As you walk with your daughter to the Chuppah, on that road that may seem endless, but takes only a minute… you may shed a tear or two. As moisture runs down your cheek, I ask you to think of me. Your daughter’s mother-in-law. And my own tears. You see, I’ve been taking them off for days for this wedding.
My son is committing to a partnership with your daughter. May he be blessed with happiness and good health. In a time that will no doubt fully include feelings of great joy and celebration, will you not remember the sadness and loss that I feel? The moment will never come again. You could have done a lot to change the circumstances. It’s easier for you to ignore me and hope I’ll go away. Sometimes the right decision is not the easiest.
Neither you nor your wife will acknowledge me or approach me regarding this blessed event that will take place. This is my only way of contacting you at this time. Girlfriend: I wish I could meet her, but she hasn’t been interested in returning my phone calls or emails either. I do not go anywhere. And every time you look at my son, I will be a sparkle in his eyes. The good that your daughter sees in my son comes from me. And I have the references to back that up.
Think of the way our children came together. Bashert, then, was always meant to be; which was destiny. Maybe you can be the catalyst to bring peace between us. Or maybe it’s your daughter who melts the ice around my son’s heart. When my son was born, I held him in my arms and imagined his future, a life that always included me. I never would have thought that a boy who adored me so much, until he was 15 years old, would turn against me like he did. Hate has to be taught. So when you say that Parental Alienation is just a word, I disagree with you. Funny how I have all the documentation that shows a separation trail on paper, and you never asked to see any of it. There isn’t a day in the last decade that I haven’t missed my son. Even through the most unacceptable behaviors of him. Because I remember the baby, the little boy, the young teenager, the one with the old soul and the heart of gold. The young man who will be waiting for your daughter at the end of the wedding entrance will be my son forever. And he knows that whatever happens, he has the unconditional love of his mother.
So, as the father of the bride, convey a message from the mother of the groom. I wish our children everything they wish for themselves and much more. That they find everything in each other that brings out the best in them. The goal of a great marriage is to go beyond the idea that you treat the other person as you would like to be treated. I hope my son will always put his daughter first. That is something to emphasize to my son. Unfortunately, he could not have learned such things by example. May our children treat each other better than each one ever wants to be treated. I’m sorry, there are so many things I wish I could write, but my own tears get in the way.

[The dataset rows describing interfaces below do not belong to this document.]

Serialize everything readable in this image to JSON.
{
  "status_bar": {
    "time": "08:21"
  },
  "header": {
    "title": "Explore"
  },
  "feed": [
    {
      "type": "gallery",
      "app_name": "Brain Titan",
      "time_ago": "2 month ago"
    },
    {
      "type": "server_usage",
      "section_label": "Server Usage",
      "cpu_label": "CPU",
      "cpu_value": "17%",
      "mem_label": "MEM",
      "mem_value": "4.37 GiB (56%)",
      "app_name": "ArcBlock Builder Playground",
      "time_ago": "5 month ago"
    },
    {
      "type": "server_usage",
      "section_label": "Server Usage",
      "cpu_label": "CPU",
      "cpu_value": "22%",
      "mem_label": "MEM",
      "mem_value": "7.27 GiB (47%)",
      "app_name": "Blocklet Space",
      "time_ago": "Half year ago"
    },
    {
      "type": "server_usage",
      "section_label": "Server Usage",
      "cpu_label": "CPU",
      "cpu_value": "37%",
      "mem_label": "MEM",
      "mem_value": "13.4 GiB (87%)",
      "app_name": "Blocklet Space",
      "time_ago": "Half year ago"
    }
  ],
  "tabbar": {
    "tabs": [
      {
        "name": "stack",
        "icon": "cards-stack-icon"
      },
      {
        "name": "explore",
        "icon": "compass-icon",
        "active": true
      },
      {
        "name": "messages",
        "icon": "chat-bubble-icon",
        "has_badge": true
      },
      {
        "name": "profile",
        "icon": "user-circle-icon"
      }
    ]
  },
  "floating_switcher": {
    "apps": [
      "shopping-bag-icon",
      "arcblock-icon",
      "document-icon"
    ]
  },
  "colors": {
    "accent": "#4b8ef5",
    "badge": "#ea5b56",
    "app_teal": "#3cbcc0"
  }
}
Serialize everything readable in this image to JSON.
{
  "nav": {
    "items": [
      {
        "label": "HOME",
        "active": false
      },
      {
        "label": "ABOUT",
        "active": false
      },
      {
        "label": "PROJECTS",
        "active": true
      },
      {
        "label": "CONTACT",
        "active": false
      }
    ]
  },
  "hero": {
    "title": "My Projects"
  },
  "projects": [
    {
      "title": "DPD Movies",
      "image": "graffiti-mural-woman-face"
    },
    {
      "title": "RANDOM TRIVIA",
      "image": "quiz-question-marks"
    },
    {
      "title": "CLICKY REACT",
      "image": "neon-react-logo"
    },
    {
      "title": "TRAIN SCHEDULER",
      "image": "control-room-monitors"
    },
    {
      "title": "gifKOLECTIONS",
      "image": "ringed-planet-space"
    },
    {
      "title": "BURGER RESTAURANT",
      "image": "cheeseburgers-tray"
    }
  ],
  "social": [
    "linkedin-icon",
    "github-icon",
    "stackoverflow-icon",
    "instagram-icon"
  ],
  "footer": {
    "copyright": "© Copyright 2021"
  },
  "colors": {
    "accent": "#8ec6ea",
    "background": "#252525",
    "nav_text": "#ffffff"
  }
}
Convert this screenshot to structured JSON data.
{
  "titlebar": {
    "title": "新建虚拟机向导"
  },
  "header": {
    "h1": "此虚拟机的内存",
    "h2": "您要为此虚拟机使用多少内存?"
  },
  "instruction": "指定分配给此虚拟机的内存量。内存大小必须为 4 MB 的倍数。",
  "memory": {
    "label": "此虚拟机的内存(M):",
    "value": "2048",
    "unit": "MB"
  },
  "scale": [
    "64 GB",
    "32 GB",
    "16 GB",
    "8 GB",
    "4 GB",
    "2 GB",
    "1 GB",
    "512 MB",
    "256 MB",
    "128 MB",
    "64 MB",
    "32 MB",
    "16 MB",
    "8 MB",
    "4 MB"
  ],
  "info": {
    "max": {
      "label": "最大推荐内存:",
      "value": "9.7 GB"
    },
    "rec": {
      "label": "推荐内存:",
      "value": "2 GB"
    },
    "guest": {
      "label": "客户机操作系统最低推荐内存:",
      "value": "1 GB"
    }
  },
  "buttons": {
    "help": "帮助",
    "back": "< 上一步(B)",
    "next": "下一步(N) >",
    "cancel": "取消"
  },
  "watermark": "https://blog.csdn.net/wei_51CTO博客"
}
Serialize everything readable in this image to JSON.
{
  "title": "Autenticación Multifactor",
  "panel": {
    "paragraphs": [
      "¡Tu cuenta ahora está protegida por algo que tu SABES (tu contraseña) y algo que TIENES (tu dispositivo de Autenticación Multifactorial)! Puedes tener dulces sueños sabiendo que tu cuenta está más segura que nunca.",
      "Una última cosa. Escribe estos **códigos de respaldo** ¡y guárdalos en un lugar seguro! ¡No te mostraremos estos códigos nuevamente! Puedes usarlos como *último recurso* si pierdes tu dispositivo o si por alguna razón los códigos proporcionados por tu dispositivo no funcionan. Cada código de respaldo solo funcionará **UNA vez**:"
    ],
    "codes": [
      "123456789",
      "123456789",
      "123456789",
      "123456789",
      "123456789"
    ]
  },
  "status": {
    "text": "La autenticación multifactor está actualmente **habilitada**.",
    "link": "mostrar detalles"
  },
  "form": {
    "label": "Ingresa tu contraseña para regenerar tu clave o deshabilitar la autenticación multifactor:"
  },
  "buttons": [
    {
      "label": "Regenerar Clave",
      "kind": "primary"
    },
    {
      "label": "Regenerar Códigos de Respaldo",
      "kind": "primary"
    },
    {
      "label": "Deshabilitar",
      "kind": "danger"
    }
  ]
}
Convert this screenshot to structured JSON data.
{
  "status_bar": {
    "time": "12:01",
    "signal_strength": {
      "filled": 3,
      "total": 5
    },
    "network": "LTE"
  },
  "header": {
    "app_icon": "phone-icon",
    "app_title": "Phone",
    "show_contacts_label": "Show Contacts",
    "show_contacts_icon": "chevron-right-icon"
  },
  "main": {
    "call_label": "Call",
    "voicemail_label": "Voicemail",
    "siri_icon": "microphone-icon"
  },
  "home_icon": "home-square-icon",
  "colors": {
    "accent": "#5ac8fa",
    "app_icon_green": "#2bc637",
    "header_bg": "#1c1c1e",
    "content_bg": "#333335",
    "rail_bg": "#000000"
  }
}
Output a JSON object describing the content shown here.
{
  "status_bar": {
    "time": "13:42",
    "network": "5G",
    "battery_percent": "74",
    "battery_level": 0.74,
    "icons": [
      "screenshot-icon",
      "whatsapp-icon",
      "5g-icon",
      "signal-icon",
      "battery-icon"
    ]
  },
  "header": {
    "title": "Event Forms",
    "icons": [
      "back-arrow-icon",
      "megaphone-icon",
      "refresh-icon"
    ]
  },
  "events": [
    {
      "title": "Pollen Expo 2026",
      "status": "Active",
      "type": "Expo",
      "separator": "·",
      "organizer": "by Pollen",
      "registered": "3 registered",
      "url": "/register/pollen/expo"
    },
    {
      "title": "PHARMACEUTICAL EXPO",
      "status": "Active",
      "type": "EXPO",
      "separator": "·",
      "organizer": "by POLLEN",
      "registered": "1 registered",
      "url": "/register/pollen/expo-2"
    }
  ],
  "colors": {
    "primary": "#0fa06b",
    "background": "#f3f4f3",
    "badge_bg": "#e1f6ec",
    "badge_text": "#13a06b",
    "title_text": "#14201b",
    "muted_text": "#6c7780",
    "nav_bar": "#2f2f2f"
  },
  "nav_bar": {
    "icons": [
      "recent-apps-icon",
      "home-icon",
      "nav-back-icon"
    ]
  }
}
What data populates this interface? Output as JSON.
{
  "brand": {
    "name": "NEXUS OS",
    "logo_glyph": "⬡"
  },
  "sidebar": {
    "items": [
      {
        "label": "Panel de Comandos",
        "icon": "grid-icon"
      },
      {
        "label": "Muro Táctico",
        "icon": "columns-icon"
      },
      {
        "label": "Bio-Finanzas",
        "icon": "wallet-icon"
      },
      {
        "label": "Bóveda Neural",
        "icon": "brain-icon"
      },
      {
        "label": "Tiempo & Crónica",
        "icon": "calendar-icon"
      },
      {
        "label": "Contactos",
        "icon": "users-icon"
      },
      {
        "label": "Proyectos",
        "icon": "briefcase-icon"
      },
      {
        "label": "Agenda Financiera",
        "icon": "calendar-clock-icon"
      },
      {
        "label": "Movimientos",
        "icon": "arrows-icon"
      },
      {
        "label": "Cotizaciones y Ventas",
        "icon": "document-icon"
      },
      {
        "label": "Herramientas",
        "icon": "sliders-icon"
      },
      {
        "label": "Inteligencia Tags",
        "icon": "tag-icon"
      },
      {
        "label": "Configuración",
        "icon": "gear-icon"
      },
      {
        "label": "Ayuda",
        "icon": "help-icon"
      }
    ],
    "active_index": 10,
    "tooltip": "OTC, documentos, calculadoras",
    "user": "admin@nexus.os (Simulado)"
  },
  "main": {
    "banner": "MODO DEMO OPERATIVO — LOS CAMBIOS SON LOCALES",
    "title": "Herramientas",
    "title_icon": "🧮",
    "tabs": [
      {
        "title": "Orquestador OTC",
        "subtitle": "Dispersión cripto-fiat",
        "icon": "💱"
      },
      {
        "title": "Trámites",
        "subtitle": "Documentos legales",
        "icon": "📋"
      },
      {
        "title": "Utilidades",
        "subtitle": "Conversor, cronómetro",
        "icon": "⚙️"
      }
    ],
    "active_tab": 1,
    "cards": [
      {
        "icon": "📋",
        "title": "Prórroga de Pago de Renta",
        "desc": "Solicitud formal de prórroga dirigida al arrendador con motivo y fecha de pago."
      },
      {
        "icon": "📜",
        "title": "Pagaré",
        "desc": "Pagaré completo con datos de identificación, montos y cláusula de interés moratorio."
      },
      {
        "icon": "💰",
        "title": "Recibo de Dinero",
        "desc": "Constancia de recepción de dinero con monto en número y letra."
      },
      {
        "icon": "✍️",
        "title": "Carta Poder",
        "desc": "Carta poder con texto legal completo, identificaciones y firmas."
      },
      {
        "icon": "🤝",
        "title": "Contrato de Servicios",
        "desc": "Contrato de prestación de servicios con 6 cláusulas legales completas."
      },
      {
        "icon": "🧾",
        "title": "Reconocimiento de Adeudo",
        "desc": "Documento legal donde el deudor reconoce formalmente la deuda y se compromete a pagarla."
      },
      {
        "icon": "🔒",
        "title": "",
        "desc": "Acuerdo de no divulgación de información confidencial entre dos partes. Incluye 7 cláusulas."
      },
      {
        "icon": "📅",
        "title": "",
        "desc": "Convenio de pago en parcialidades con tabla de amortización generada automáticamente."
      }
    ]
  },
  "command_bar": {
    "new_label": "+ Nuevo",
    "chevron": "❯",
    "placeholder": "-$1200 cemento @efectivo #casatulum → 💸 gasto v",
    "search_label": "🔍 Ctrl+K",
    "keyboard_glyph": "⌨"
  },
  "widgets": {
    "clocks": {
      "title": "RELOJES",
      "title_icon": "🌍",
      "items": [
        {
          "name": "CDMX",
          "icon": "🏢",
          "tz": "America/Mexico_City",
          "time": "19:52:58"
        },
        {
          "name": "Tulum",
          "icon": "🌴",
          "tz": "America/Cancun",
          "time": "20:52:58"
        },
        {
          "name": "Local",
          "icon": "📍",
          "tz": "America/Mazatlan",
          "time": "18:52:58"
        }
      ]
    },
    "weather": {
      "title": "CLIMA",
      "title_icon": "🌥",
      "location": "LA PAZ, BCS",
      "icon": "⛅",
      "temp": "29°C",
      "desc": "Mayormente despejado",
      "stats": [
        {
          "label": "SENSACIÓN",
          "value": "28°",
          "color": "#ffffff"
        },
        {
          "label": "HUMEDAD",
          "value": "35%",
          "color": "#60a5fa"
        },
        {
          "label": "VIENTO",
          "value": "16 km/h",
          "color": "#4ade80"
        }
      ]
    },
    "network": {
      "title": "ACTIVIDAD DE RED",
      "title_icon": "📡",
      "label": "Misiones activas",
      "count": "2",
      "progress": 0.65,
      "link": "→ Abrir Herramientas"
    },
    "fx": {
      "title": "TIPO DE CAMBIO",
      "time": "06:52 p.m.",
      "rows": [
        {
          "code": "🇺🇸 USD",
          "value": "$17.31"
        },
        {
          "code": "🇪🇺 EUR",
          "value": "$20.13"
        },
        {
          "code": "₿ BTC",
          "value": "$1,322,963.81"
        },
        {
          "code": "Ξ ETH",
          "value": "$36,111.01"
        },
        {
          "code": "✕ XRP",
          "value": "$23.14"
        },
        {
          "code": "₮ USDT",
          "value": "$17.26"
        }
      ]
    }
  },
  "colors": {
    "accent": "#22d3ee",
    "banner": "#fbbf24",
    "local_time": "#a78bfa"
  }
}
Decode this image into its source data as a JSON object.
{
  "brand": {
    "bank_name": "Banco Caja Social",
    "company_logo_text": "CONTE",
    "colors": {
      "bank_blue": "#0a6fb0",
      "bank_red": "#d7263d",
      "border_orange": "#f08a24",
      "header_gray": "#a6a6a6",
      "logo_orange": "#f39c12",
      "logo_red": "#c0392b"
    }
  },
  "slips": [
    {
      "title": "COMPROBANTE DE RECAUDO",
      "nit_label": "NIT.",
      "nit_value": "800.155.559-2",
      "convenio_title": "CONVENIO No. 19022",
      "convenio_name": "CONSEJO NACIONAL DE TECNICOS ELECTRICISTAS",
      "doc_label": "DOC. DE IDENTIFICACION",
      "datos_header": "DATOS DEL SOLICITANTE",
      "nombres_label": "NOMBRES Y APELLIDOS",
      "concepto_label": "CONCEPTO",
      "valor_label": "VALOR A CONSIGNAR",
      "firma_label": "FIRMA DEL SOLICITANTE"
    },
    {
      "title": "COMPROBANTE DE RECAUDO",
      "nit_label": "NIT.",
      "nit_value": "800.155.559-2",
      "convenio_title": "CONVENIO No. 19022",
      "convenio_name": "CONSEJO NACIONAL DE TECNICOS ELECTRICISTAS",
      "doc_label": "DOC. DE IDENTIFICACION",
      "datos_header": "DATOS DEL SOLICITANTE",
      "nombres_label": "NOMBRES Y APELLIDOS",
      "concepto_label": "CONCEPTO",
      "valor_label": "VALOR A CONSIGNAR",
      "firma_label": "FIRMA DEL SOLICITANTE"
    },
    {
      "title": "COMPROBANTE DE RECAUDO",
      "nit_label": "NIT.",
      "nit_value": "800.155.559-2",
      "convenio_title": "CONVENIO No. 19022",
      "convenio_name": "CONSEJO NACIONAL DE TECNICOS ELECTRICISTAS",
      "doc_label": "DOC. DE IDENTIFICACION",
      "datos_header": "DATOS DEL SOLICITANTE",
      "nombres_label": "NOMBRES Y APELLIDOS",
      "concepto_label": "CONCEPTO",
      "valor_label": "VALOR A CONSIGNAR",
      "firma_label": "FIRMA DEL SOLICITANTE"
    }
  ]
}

My current life partner teaches me something special every day. Many times I heard him say: “It makes me happy to see you happy.” I pray that our children have reached the point where they derive more joy from making each other happy than from pursuing their individual happiness.
And as he “gives his daughter away” on Saturday night, he will no doubt feel a loss and a little sadness at letting her go. Your eyes may become teary if emotion takes hold of such a sacred time particle. I’ll be crying with you In a different way, of course. Remember, how you have the opportunity to feel that. Experience that with the young couple. And how you have participated in denying me that: my own experience of seeing a cycle of life that will never return.
mother of the groom